[Opening Recorded data section]
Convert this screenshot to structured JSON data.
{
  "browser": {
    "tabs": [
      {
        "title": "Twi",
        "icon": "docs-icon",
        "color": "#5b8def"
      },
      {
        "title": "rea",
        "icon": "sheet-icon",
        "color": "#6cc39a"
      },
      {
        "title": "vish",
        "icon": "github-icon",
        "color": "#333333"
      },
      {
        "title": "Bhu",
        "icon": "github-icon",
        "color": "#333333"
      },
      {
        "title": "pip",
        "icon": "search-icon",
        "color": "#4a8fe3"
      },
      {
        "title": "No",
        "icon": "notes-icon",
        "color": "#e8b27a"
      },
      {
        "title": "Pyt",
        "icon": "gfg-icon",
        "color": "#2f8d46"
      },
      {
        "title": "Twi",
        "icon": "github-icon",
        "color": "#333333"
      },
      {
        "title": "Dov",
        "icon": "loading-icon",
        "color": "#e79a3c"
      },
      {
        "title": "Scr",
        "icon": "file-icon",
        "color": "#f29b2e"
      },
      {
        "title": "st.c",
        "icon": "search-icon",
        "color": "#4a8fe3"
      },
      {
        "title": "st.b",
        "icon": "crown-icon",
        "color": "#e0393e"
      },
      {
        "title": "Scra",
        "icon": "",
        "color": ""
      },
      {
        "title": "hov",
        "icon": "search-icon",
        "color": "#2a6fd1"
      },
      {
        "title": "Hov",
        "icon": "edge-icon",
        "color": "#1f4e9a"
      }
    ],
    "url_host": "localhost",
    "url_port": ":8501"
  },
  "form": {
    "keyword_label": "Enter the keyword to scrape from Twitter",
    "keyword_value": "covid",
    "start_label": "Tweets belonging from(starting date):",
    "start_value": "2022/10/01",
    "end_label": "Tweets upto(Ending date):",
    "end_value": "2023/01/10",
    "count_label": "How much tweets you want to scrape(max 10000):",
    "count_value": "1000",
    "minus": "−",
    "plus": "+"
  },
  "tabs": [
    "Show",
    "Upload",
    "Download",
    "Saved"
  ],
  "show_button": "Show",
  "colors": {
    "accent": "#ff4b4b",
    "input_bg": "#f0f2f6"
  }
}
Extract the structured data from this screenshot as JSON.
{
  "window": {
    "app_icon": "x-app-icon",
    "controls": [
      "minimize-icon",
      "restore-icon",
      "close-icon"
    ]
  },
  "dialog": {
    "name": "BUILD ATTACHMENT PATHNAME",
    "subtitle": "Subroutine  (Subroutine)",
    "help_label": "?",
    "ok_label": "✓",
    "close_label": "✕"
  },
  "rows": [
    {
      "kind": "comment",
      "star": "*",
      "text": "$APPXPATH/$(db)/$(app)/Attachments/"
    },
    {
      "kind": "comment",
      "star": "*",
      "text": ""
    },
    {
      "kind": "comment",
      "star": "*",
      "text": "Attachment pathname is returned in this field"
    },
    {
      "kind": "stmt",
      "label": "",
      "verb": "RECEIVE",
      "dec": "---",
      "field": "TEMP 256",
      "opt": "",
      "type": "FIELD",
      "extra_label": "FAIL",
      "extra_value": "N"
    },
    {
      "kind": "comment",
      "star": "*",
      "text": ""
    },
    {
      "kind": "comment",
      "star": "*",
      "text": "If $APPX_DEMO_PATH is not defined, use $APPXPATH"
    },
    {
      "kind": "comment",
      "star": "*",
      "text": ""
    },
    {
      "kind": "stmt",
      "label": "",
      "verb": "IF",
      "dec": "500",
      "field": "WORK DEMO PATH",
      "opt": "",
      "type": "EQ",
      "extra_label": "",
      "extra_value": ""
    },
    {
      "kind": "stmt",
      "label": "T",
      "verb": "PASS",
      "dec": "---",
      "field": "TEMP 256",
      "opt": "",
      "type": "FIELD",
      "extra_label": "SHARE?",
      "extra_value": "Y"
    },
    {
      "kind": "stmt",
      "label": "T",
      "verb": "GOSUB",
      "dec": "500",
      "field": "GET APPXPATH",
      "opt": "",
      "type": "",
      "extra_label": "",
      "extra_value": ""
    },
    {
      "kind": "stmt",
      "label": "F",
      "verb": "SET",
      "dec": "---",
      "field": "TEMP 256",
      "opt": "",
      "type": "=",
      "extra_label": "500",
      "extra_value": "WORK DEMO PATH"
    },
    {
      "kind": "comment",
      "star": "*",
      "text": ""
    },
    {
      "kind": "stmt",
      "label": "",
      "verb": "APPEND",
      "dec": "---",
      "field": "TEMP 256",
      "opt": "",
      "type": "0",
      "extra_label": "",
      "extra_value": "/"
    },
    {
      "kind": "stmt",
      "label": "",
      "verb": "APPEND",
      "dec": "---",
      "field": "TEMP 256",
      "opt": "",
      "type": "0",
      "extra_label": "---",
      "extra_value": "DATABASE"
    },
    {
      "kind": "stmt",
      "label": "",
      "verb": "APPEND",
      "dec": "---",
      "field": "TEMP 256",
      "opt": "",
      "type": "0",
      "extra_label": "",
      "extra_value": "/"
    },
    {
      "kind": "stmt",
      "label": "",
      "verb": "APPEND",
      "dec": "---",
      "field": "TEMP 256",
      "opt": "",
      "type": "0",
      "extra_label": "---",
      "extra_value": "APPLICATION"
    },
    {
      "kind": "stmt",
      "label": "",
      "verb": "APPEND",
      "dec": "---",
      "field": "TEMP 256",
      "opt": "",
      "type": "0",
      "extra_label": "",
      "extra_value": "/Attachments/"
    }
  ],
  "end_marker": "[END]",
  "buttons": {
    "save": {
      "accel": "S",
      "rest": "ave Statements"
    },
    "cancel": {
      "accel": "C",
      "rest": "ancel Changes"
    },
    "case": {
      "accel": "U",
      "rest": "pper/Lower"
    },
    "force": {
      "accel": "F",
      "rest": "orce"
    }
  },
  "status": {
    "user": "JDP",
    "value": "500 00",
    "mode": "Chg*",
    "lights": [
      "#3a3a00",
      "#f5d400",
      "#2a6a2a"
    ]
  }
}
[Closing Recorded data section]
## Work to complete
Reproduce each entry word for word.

## Expected answer
Convert this screenshot to structured JSON data.
{
  "browser": {
    "tabs": [
      {
        "title": "Twi",
        "icon": "docs-icon",
        "color": "#5b8def"
      },
      {
        "title": "rea",
        "icon": "sheet-icon",
        "color": "#6cc39a"
      },
      {
        "title": "vish",
        "icon": "github-icon",
        "color": "#333333"
      },
      {
        "title": "Bhu",
        "icon": "github-icon",
        "color": "#333333"
      },
      {
        "title": "pip",
        "icon": "search-icon",
        "color": "#4a8fe3"
      },
      {
        "title": "No",
        "icon": "notes-icon",
        "color": "#e8b27a"
      },
      {
        "title": "Pyt",
        "icon": "gfg-icon",
        "color": "#2f8d46"
      },
      {
        "title": "Twi",
        "icon": "github-icon",
        "color": "#333333"
      },
      {
        "title": "Dov",
        "icon": "loading-icon",
        "color": "#e79a3c"
      },
      {
        "title": "Scr",
        "icon": "file-icon",
        "color": "#f29b2e"
      },
      {
        "title": "st.c",
        "icon": "search-icon",
        "color": "#4a8fe3"
      },
      {
        "title": "st.b",
        "icon": "crown-icon",
        "color": "#e0393e"
      },
      {
        "title": "Scra",
        "icon": "",
        "color": ""
      },
      {
        "title": "hov",
        "icon": "search-icon",
        "color": "#2a6fd1"
      },
      {
        "title": "Hov",
        "icon": "edge-icon",
        "color": "#1f4e9a"
      }
    ],
    "url_host": "localhost",
    "url_port": ":8501"
  },
  "form": {
    "keyword_label": "Enter the keyword to scrape from Twitter",
    "keyword_value": "covid",
    "start_label": "Tweets belonging from(starting date):",
    "start_value": "2022/10/01",
    "end_label": "Tweets upto(Ending date):",
    "end_value": "2023/01/10",
    "count_label": "How much tweets you want to scrape(max 10000):",
    "count_value": "1000",
    "minus": "−",
    "plus": "+"
  },
  "tabs": [
    "Show",
    "Upload",
    "Download",
    "Saved"
  ],
  "show_button": "Show",
  "colors": {
    "accent": "#ff4b4b",
    "input_bg": "#f0f2f6"
  }
}
Extract the structured data from this screenshot as JSON.
{
  "window": {
    "app_icon": "x-app-icon",
    "controls": [
      "minimize-icon",
      "restore-icon",
      "close-icon"
    ]
  },
  "dialog": {
    "name": "BUILD ATTACHMENT PATHNAME",
    "subtitle": "Subroutine  (Subroutine)",
    "help_label": "?",
    "ok_label": "✓",
    "close_label": "✕"
  },
  "rows": [
    {
      "kind": "comment",
      "star": "*",
      "text": "$APPXPATH/$(db)/$(app)/Attachments/"
    },
    {
      "kind": "comment",
      "star": "*",
      "text": ""
    },
    {
      "kind": "comment",
      "star": "*",
      "text": "Attachment pathname is returned in this field"
    },
    {
      "kind": "stmt",
      "label": "",
      "verb": "RECEIVE",
      "dec": "---",
      "field": "TEMP 256",
      "opt": "",
      "type": "FIELD",
      "extra_label": "FAIL",
      "extra_value": "N"
    },
    {
      "kind": "comment",
      "star": "*",
      "text": ""
    },
    {
      "kind": "comment",
      "star": "*",
      "text": "If $APPX_DEMO_PATH is not defined, use $APPXPATH"
    },
    {
      "kind": "comment",
      "star": "*",
      "text": ""
    },
    {
      "kind": "stmt",
      "label": "",
      "verb": "IF",
      "dec": "500",
      "field": "WORK DEMO PATH",
      "opt": "",
      "type": "EQ",
      "extra_label": "",
      "extra_value": ""
    },
    {
      "kind": "stmt",
      "label": "T",
      "verb": "PASS",
      "dec": "---",
      "field": "TEMP 256",
      "opt": "",
      "type": "FIELD",
      "extra_label": "SHARE?",
      "extra_value": "Y"
    },
    {
      "kind": "stmt",
      "label": "T",
      "verb": "GOSUB",
      "dec": "500",
      "field": "GET APPXPATH",
      "opt": "",
      "type": "",
      "extra_label": "",
      "extra_value": ""
    },
    {
      "kind": "stmt",
      "label": "F",
      "verb": "SET",
      "dec": "---",
      "field": "TEMP 256",
      "opt": "",
      "type": "=",
      "extra_label": "500",
      "extra_value": "WORK DEMO PATH"
    },
    {
      "kind": "comment",
      "star": "*",
      "text": ""
    },
    {
      "kind": "stmt",
      "label": "",
      "verb": "APPEND",
      "dec": "---",
      "field": "TEMP 256",
      "opt": "",
      "type": "0",
      "extra_label": "",
      "extra_value": "/"
    },
    {
      "kind": "stmt",
      "label": "",
      "verb": "APPEND",
      "dec": "---",
      "field": "TEMP 256",
      "opt": "",
      "type": "0",
      "extra_label": "---",
      "extra_value": "DATABASE"
    },
    {
      "kind": "stmt",
      "label": "",
      "verb": "APPEND",
      "dec": "---",
      "field": "TEMP 256",
      "opt": "",
      "type": "0",
      "extra_label": "",
      "extra_value": "/"
    },
    {
      "kind": "stmt",
      "label": "",
      "verb": "APPEND",
      "dec": "---",
      "field": "TEMP 256",
      "opt": "",
      "type": "0",
      "extra_label": "---",
      "extra_value": "APPLICATION"
    },
    {
      "kind": "stmt",
      "label": "",
      "verb": "APPEND",
      "dec": "---",
      "field": "TEMP 256",
      "opt": "",
      "type": "0",
      "extra_label": "",
      "extra_value": "/Attachments/"
    }
  ],
  "end_marker": "[END]",
  "buttons": {
    "save": {
      "accel": "S",
      "rest": "ave Statements"
    },
    "cancel": {
      "accel": "C",
      "rest": "ancel Changes"
    },
    "case": {
      "accel": "U",
      "rest": "pper/Lower"
    },
    "force": {
      "accel": "F",
      "rest": "orce"
    }
  },
  "status": {
    "user": "JDP",
    "value": "500 00",
    "mode": "Chg*",
    "lights": [
      "#3a3a00",
      "#f5d400",
      "#2a6a2a"
    ]
  }
}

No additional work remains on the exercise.